Your reply should consist solely of the number of lines in the data that contain "caption".

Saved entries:

-- Opening Marker --

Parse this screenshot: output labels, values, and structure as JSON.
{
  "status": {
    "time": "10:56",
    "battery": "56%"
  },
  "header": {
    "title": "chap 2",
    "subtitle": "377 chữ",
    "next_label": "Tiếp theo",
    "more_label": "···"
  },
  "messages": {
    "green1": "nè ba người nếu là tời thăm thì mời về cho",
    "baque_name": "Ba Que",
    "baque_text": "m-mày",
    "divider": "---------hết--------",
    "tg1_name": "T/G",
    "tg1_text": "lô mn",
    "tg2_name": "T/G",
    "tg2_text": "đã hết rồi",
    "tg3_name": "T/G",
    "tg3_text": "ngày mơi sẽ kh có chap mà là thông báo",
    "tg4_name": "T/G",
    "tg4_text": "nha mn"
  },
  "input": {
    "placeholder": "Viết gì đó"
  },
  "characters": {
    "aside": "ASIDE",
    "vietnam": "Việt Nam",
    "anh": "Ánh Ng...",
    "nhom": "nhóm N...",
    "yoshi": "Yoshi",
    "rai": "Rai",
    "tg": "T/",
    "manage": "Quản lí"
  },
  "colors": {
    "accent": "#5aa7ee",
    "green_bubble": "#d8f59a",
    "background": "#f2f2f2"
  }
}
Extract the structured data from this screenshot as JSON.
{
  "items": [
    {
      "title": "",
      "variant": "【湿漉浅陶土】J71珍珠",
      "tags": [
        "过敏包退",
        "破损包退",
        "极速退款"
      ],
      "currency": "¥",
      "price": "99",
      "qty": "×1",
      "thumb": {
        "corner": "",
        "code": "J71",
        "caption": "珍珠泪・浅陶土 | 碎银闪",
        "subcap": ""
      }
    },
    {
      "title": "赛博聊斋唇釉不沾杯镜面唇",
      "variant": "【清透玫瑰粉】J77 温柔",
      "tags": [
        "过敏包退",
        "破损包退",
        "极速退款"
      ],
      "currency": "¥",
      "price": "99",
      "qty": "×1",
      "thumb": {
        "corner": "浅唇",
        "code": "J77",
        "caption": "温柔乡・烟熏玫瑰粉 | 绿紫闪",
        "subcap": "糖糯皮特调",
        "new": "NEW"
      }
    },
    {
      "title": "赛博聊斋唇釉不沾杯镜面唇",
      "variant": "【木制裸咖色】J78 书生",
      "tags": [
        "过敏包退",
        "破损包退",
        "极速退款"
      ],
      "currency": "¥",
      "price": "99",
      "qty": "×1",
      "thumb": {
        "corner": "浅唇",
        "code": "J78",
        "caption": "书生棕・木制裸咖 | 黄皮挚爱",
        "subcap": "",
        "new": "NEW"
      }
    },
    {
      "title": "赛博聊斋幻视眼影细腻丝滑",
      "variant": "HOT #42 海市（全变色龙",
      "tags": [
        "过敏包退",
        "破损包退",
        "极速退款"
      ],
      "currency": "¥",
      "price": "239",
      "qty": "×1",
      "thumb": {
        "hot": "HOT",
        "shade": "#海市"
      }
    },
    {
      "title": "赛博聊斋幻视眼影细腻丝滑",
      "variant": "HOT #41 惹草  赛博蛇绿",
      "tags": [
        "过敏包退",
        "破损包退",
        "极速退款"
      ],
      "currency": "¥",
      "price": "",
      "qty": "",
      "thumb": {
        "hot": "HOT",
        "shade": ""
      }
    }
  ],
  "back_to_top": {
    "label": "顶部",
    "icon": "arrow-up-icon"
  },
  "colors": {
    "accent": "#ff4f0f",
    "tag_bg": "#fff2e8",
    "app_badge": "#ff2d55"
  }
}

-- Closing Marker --

OUTPUT OF THE TASK: 3